With those words, Brian Howie, author of “How to Find Love in 60 Seconds,” kicked off The Great Jewish Love Debate at Sinai Temple in Westwood on Oct. 27.

Howie, who is not Jewish, founded The Great Love Debate earlier this year after his book came out. It was a means of answering the question, “Why are we all single?” The first event took place in Santa Barbara, and the tour has been extended through 2015, covering more than 150 cities worldwide. 

“I’ve always liked the town hall-style discussion and debate,” Howie told the Journal.

Attendees were asked to dress to impress, or more specifically, to dress like they would on a first date. Women with blow-dried tresses wore stilettos and short skirts; men sported slicked-back hair, patent leather shoes and striped dress shirts.

“This is the 57th Great Love Debate, but this is the first Jewish one!” Howie announced to the audience, which responded with hoots and applause.

It was also the first Great Love Debate in which Howie didn’t participate in the onstage panel. 

 “It’s because I didn’t think I was Jewish enough,” said Howie, whose paternal grandmother was Jewish. When the debate, co-sponsored by Sinai’s young professionals group ATID, officially started, Howie slipped away and didn’t reappear until the after-party.

Lori Gottlieb, a relationship therapist and best-selling New York Times author of “Marry Him: The Case for Settling for Mr. Good Enough,” served as event moderator. Nine years ago, as a single woman, she chose to become pregnant and now is the proud parent of an 8-year-old son.
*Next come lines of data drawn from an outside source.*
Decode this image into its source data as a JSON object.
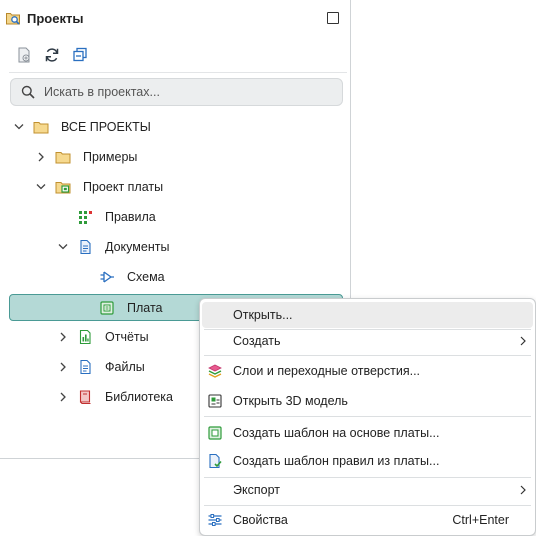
{
  "panel": {
    "title": "Проекты",
    "search_placeholder": "Искать в проектах..."
  },
  "tree": {
    "root": "ВСЕ ПРОЕКТЫ",
    "examples": "Примеры",
    "board_project": "Проект платы",
    "rules": "Правила",
    "documents": "Документы",
    "schematic": "Схема",
    "board": "Плата",
    "reports": "Отчёты",
    "files": "Файлы",
    "library": "Библиотека"
  },
  "context_menu": {
    "open": "Открыть...",
    "create": "Создать",
    "layers": "Слои и переходные отверстия...",
    "open3d": "Открыть 3D модель",
    "template_board": "Создать шаблон на основе платы...",
    "template_rules": "Создать шаблон правил из платы...",
    "export": "Экспорт",
    "properties": "Свойства",
    "properties_shortcut": "Ctrl+Enter"
  },
  "colors": {
    "selected_bg": "#b4d9d6",
    "selected_border": "#4a9a95",
    "folder": "#e7b85b",
    "accent_green": "#2e9b3a"
  },
  "icons": [
    "projects-search-icon",
    "new-project-icon",
    "refresh-icon",
    "collapse-all-icon",
    "search-icon",
    "folder-icon",
    "rules-icon",
    "document-icon",
    "schematic-icon",
    "board-icon",
    "report-icon",
    "file-icon",
    "library-icon",
    "layers-icon",
    "3d-model-icon",
    "template-icon",
    "properties-icon"
  ]
}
Gottlieb said her mom immediately asked if the donor for her insemination was Jewish. 

“She’s a typical Jewish mother,” Gottlieb said, laughing.

The panelists included Talia Goldstein, co-founder of the matchmaking website Three Day Rule; author Adam Gilad; Lisa Darsonval, founder of Santa Barbara Matchmaking; makeover expert Kimberly Seltzer; and dating coach David Wygant. 
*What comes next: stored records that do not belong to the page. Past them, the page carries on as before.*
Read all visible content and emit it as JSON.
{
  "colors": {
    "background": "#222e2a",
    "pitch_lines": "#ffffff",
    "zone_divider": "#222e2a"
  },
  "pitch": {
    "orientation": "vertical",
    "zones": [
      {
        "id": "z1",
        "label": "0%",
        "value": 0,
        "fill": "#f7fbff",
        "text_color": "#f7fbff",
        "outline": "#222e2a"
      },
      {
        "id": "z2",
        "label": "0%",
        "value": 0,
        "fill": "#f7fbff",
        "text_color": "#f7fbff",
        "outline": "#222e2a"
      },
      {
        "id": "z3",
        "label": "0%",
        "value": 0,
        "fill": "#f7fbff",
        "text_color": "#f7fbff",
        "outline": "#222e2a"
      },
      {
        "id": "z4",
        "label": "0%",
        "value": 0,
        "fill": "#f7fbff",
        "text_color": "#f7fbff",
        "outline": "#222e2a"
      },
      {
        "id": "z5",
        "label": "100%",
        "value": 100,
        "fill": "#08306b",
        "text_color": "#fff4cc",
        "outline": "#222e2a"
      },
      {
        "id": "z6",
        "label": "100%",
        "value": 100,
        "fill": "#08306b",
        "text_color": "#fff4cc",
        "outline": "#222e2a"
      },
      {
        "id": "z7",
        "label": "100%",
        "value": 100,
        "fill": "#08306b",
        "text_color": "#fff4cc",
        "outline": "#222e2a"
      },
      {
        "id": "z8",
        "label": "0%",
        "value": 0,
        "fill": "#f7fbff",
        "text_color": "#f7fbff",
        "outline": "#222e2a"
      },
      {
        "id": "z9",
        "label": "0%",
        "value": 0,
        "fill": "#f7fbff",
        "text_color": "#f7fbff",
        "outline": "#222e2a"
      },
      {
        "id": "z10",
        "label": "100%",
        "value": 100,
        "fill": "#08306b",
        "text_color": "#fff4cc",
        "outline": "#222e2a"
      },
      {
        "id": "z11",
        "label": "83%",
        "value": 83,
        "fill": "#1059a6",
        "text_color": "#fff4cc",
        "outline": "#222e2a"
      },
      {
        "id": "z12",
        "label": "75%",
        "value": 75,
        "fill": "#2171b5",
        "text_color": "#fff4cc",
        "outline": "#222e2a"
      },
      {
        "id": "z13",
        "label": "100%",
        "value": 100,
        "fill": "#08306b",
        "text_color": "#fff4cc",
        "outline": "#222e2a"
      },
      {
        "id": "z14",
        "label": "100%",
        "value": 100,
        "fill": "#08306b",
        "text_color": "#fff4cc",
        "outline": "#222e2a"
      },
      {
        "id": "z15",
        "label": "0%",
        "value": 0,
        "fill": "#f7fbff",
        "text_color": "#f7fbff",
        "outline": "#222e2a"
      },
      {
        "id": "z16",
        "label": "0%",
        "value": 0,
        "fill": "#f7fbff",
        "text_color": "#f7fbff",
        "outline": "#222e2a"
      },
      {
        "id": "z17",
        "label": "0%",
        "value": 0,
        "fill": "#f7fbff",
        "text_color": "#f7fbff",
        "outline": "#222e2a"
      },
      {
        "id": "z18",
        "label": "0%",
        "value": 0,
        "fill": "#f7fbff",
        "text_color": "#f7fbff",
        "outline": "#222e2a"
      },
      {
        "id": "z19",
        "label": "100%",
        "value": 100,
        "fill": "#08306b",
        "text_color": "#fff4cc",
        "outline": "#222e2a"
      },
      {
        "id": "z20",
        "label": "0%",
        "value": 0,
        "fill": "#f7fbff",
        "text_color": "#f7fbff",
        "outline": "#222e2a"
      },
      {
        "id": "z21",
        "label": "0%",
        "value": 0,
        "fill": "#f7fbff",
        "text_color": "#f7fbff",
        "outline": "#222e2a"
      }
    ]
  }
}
The debate kicked off with a sharing session of horrifying dating moments contributed by the audience. “Let’s get to know you guys,” Gottlieb said. 

“I realized my fly was down,” confessed one guy. 

 “I got thrown up on,” a woman said. 

“Halfway through the date,” another woman chimed in, “he told me Jesus was the savior.” 

During the debate, Gottlieb called up volunteers to act out typical pickup scenarios. Before each scene, a guy was selected and told to choose the most attractive girl in the audience to join him. 

“Imagine you’re at Starbucks,” Gottlieb told one set of volunteers. 

The girl pretended to be on her phone, drinking a coffee, as the guy circled her, unsure of how to approach her — until he finally piped up and said the situation was too awkward. The audience gave input, and finally one of the audience’s older members stood up and broke it down for the young volunteers. 

“If you want to meet a girl, you offer her to buy a cup of coffee,” the woman said. “Say that you noticed she finished her drink and ask if she’d like another one.” 

A 20-something seated nearby whispered to her friend, “Now that’s classy!”

Another scene played out was grocery shopping at the market. Panelist Gilad gave some pointers to the men: “When I’m at a supermarket and I see an attractive woman, I take her shopping cart.” 

Of course, there’s more to his tactic. The woman usually says something like, “Hey, that’s my cart,” to which he responds: “Hmm, but I like yours better.” If all goes well, she laughs and he scores a date.

About an hour after the debate began, the event concluded with closing statements from the panelists and the men (the women were never asked for one). Then the shmoozing began. Singles lined up to ask the panelists personal questions, wine was poured, and phone numbers were exchanged. 

All in all, one more notch in Brian Howie’s belt.